At a time when technology is becoming ever more present in our lives, a new approach to health is gaining popularity: virtual healthcare. With the COVID-19 pandemic, the process of providing this kind of care has accelerated and the Régie de l’assurance maladie du Québec (RAMQ) has been offering it since March 16. Let’s look at what could revolutionize medical practices.
What is virtual healthcare?
Virtual healthcare, also called telemedicine, allows consultations with health professionals to be obtained 24/7, no matter where you are on the planet. This care includes medical and psychological consultations by phone or video and complements in-person consultations.
According to a study conducted by Medisys Health Group, 70% of visits to emergency or the clinic could be replaced by this type of consultation. Indeed, prescription renewals or consultations that do not require a physical examination could be treated virtually without affecting the qualify of care.
Accessibility and flexibility
Virtual healthcare above all allows for greater flexibility while decongesting the health system.

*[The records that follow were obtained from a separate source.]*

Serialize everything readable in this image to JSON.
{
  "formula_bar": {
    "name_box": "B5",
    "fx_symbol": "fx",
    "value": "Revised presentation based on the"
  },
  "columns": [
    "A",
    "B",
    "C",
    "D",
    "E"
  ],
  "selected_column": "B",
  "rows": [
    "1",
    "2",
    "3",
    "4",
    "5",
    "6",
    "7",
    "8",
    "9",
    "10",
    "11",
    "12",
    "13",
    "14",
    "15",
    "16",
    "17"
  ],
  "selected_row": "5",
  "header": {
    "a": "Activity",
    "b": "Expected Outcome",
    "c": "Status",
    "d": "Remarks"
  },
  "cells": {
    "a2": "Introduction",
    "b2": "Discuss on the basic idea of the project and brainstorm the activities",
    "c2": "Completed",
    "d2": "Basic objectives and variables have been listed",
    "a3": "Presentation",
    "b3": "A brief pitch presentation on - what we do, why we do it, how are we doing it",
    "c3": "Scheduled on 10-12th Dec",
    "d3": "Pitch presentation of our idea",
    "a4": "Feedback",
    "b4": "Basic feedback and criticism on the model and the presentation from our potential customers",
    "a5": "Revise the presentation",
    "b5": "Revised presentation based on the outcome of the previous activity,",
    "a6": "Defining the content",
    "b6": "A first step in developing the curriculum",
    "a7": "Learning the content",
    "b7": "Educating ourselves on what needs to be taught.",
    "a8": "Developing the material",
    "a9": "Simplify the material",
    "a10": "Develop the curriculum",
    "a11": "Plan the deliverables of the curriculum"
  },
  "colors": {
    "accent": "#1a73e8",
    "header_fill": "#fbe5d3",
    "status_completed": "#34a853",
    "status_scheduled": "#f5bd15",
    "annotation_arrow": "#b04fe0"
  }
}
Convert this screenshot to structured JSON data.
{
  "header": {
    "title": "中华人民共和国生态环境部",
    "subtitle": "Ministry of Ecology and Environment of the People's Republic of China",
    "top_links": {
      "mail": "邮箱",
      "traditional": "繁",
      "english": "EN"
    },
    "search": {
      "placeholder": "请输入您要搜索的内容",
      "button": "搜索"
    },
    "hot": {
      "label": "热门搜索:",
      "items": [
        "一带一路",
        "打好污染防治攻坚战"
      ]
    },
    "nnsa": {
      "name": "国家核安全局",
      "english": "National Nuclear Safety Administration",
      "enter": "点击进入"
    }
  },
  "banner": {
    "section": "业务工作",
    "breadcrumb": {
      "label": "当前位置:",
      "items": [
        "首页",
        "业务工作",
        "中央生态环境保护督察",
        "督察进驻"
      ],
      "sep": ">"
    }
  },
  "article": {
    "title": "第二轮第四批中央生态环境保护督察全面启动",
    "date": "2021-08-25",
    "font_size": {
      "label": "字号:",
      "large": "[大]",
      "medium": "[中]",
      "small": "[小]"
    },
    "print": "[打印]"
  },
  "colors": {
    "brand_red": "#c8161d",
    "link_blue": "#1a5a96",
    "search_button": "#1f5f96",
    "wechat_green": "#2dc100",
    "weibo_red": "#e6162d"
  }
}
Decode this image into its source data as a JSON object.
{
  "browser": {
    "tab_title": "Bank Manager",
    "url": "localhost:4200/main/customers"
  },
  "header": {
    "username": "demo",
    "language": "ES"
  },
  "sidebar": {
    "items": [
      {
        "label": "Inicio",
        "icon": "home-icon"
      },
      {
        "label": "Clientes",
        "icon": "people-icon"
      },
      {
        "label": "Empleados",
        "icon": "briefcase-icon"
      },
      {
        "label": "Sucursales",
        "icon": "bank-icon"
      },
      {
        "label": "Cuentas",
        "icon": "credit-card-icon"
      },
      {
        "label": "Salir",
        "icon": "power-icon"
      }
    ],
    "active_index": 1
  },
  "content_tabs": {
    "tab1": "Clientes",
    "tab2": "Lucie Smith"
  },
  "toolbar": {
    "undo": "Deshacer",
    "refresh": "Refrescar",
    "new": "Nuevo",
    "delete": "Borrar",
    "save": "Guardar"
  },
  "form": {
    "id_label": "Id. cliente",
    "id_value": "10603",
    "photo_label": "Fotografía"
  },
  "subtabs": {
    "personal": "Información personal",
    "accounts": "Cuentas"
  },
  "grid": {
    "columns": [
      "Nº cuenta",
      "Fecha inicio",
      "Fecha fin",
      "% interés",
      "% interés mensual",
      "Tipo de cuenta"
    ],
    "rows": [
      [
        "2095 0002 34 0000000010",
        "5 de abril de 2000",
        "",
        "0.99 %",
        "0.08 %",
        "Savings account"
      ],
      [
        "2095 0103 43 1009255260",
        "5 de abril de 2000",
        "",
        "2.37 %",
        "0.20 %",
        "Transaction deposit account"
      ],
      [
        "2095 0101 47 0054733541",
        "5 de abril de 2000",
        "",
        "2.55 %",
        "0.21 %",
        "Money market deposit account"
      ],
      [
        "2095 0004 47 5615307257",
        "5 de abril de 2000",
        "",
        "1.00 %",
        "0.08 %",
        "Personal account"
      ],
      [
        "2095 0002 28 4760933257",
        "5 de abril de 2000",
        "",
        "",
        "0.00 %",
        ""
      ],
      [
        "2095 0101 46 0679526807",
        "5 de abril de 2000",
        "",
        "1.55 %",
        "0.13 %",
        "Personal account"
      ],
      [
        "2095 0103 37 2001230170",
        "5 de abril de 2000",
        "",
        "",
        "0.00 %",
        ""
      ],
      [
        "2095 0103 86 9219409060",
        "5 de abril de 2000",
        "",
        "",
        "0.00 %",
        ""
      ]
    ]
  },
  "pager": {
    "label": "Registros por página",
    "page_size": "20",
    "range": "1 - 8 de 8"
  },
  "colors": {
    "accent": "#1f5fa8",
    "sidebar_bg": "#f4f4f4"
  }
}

Patients can access care in the evenings or weekends without having to wait long hours in the emergency room.
And in these times of pandemic, telemedicine not only helps protect doctors and patients by preventing them from being in contact with potentially contaminated people, but it also allows Canadians to consult a health professional for less urgent, but necessary, care.
More remote regions that currently suffer from limited health care, as well as people with reduced mobility, also benefit from this change in the system.
New job prospects
The advent of telemedicine will naturally bring about changes in medical practices and the training of health professionals. Several working groups are studying the subject in order to incorporate courses in telemedicine in the current syllabus of various health programs.
Existing medical personnel will also be brought into the digital shift through training, and there is every reason to believe that future health professionals may specialize in virtual care.
Specialized agencies have already started to recruit doctors, nurses, psychologists, psychotherapists and nutritionists to meet the growing demand. And this trend is likely to increase over the coming years.